Assignment - Whenever a line in the data holds the string "icon", pull that line out.

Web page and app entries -
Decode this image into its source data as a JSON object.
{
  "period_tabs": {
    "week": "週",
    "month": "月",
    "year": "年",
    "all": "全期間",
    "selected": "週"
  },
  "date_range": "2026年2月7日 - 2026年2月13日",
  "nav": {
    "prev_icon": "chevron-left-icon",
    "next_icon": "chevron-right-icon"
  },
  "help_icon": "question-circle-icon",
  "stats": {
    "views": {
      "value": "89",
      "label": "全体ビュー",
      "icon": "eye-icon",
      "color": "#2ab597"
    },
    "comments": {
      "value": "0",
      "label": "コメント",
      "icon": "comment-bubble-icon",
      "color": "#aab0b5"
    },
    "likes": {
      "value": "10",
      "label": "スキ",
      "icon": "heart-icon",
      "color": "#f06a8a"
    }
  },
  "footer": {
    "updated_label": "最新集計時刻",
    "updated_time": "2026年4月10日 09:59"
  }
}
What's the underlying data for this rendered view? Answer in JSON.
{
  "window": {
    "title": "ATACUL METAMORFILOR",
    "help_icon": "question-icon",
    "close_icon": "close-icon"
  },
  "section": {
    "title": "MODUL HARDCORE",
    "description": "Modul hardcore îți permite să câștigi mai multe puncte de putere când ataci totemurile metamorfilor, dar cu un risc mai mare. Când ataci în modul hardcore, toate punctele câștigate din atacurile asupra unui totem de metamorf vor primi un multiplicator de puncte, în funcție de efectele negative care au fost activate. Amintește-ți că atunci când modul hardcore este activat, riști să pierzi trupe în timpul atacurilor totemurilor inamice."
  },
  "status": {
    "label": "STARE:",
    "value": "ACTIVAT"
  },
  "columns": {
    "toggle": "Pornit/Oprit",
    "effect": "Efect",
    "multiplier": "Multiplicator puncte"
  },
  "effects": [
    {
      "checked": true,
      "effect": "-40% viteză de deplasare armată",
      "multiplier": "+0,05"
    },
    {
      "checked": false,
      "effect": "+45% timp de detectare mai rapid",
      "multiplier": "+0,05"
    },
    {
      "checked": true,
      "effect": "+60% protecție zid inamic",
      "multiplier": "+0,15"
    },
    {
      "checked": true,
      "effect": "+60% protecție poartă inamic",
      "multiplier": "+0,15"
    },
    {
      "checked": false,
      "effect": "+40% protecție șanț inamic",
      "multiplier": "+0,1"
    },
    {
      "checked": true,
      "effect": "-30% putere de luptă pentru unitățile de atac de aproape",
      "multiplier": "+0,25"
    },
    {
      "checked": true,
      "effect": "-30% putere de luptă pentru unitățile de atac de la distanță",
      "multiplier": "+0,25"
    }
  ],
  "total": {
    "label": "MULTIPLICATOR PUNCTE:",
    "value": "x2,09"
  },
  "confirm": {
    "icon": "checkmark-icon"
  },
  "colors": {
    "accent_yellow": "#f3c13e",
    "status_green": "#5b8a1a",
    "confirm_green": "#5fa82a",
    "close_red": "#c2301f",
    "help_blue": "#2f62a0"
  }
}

Task output -
    "prev_icon": "chevron-left-icon",
    "next_icon": "chevron-right-icon"
  "help_icon": "question-circle-icon",
      "icon": "eye-icon",
      "icon": "comment-bubble-icon",
      "icon": "heart-icon",
    "help_icon": "question-icon",
    "close_icon": "close-icon"
    "icon": "checkmark-icon"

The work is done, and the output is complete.